Listed entries:
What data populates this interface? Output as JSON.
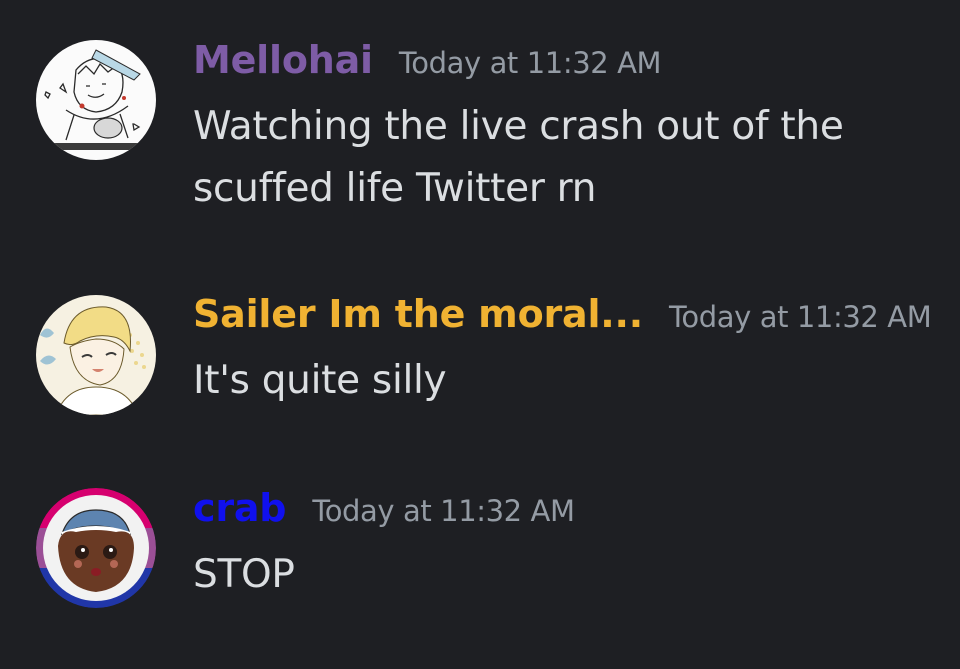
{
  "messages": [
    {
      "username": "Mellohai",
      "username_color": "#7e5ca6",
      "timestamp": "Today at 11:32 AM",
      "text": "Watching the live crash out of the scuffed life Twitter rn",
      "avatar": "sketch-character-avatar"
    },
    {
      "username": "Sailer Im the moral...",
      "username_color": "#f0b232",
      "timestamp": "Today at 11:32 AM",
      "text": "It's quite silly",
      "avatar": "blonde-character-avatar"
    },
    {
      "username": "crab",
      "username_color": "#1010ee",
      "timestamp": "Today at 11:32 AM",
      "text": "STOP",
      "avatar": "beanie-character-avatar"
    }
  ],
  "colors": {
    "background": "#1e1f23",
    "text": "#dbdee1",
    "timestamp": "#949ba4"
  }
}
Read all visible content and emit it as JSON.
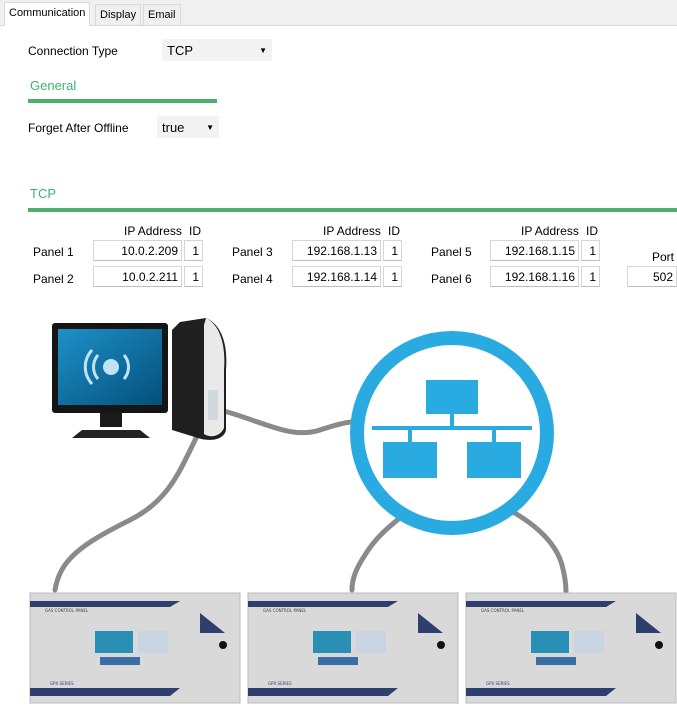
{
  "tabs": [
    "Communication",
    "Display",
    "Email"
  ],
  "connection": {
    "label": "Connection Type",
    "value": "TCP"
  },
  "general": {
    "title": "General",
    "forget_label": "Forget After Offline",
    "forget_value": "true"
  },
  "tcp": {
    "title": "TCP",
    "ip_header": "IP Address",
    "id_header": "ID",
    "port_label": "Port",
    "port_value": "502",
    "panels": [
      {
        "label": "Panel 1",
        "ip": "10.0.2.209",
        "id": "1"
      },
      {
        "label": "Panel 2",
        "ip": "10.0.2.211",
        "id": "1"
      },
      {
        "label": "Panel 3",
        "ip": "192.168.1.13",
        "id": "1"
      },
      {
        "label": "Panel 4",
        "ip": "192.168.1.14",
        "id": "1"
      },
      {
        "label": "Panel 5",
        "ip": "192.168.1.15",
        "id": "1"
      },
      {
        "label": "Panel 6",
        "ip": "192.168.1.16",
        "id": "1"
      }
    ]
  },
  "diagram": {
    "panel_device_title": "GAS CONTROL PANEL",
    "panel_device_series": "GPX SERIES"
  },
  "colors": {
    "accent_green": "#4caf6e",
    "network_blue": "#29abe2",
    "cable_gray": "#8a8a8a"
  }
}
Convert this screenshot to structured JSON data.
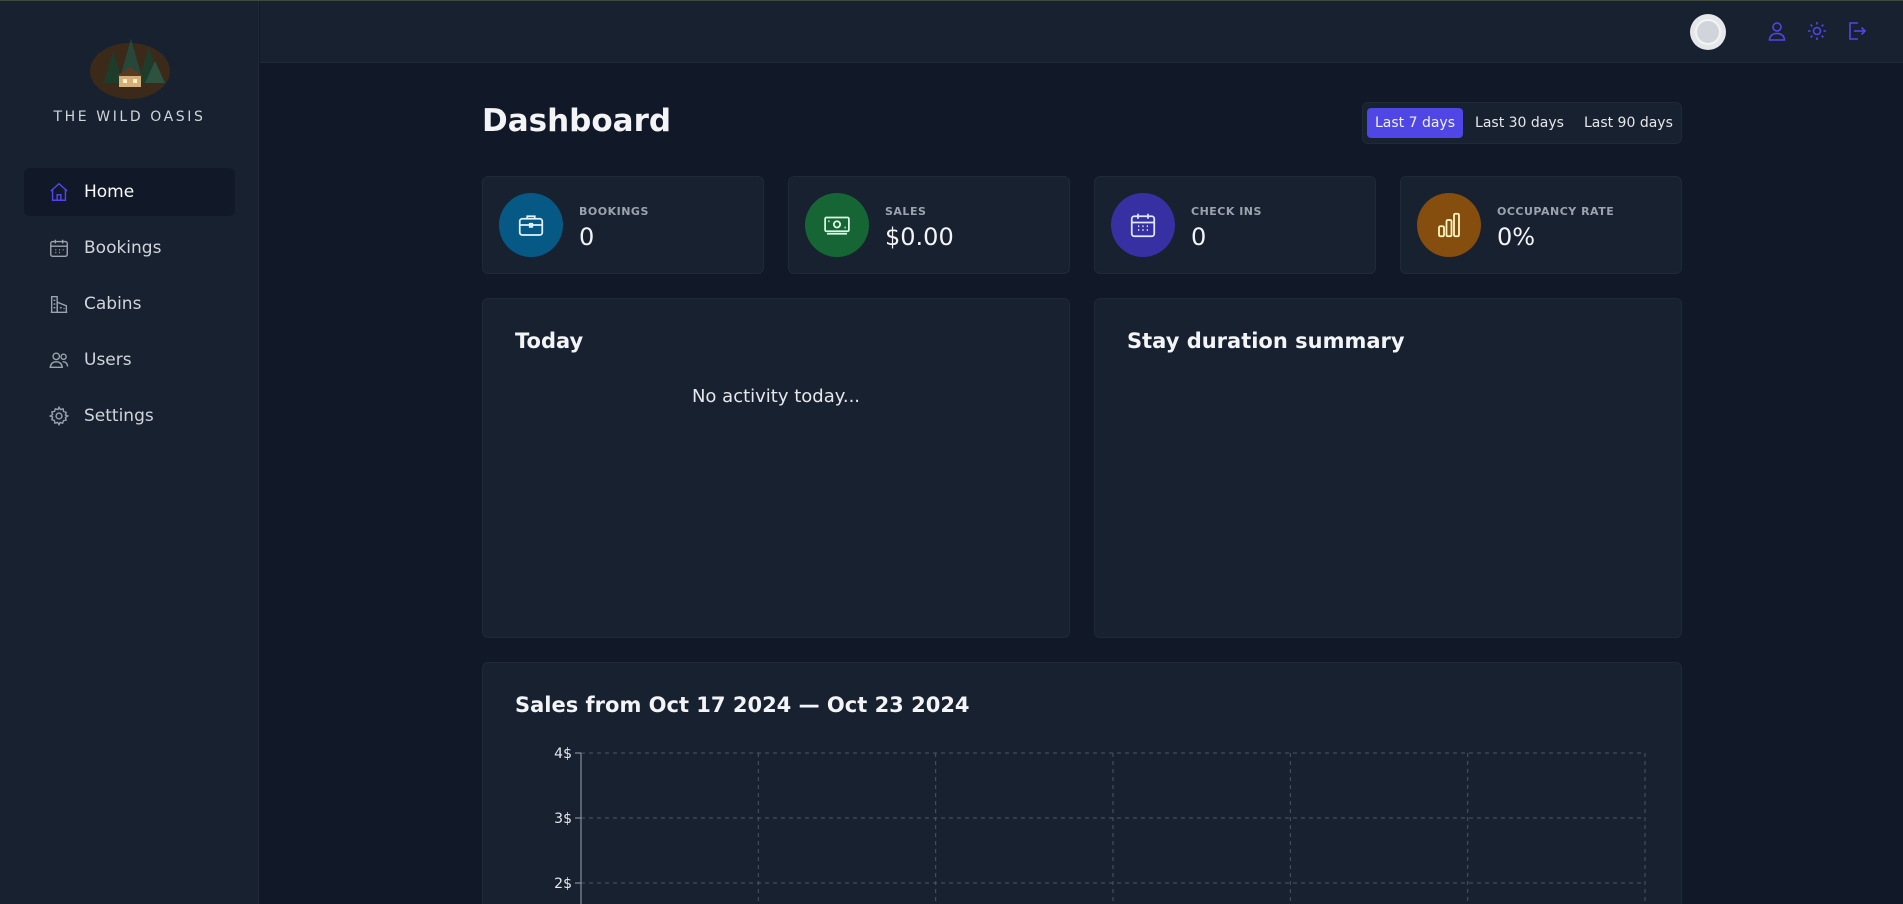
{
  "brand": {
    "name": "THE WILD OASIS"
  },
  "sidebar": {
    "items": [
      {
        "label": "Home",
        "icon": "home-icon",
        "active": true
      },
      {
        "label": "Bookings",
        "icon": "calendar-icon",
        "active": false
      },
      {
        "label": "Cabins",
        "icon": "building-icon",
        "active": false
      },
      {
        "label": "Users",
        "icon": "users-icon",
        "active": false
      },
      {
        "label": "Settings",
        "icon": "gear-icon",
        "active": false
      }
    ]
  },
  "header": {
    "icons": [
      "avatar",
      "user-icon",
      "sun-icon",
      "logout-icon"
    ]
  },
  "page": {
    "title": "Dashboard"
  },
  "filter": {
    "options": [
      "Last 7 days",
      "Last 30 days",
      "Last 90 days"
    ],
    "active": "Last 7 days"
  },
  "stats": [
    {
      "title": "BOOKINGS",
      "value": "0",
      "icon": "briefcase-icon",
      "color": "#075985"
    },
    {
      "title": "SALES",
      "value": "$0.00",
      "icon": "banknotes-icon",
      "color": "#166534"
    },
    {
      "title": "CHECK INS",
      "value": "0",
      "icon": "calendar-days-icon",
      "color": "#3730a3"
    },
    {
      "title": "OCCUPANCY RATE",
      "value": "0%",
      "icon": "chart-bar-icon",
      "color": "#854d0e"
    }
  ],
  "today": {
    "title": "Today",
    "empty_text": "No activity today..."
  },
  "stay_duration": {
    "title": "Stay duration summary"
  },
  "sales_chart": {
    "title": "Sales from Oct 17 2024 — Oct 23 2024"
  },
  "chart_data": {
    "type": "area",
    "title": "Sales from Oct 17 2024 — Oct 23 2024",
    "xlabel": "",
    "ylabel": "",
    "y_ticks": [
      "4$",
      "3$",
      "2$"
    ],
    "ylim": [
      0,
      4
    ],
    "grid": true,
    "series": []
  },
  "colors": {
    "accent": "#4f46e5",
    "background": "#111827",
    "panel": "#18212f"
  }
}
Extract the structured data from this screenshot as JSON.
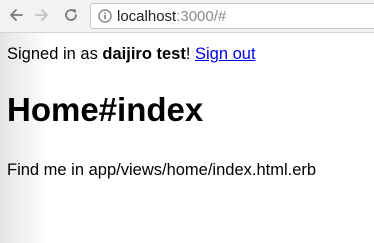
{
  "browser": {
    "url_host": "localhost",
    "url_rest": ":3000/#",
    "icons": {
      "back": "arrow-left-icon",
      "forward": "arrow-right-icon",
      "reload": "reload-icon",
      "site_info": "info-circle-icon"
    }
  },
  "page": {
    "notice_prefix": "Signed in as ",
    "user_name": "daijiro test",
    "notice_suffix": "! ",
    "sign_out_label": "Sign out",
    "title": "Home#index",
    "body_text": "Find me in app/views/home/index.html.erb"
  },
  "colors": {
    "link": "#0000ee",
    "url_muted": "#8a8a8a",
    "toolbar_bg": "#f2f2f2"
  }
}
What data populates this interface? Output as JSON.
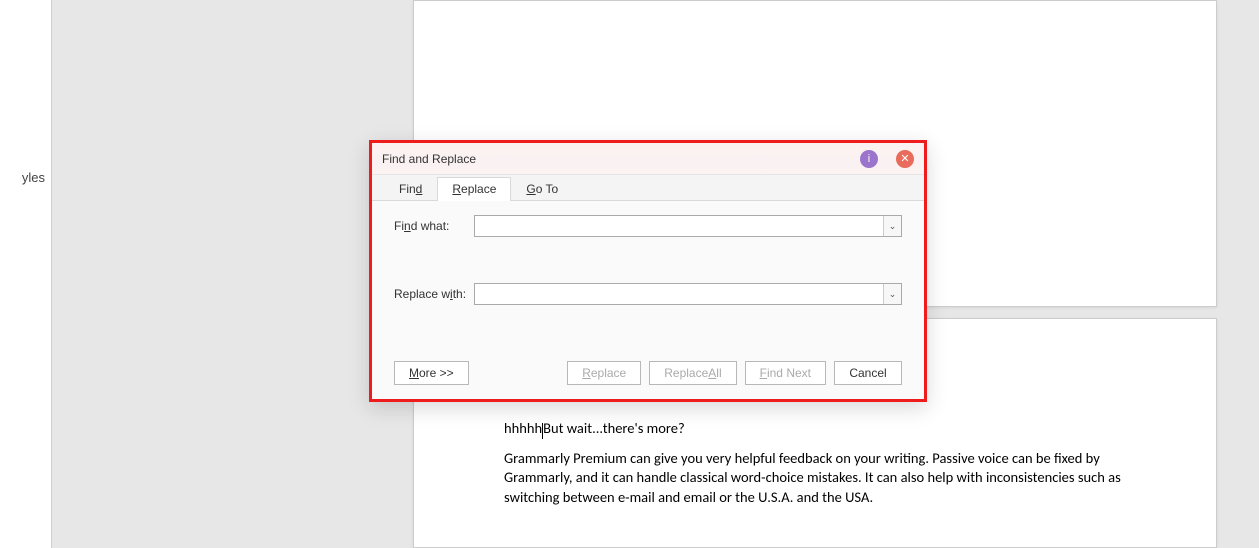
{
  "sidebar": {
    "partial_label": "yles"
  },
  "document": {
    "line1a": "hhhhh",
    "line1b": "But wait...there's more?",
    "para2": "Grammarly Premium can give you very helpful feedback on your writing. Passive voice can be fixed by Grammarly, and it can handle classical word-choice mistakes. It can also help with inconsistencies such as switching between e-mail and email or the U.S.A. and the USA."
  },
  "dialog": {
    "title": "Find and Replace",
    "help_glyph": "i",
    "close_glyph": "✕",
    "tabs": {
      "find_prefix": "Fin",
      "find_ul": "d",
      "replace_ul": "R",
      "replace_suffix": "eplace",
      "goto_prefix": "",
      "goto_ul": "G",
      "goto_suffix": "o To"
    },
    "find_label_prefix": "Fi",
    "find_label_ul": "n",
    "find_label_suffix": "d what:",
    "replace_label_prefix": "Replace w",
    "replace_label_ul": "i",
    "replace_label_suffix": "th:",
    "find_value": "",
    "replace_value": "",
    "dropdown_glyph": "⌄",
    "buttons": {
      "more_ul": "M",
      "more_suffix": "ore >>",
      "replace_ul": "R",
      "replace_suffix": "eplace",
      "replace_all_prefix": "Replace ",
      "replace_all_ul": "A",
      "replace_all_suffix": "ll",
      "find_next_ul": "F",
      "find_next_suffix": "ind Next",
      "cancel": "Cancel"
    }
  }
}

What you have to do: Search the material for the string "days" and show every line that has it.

Worked solution:
      "Last 7 days",
      "Last 30 days",
      "Last 90 days"
    "active": "Last 7 days"
      "icon": "calendar-days-icon",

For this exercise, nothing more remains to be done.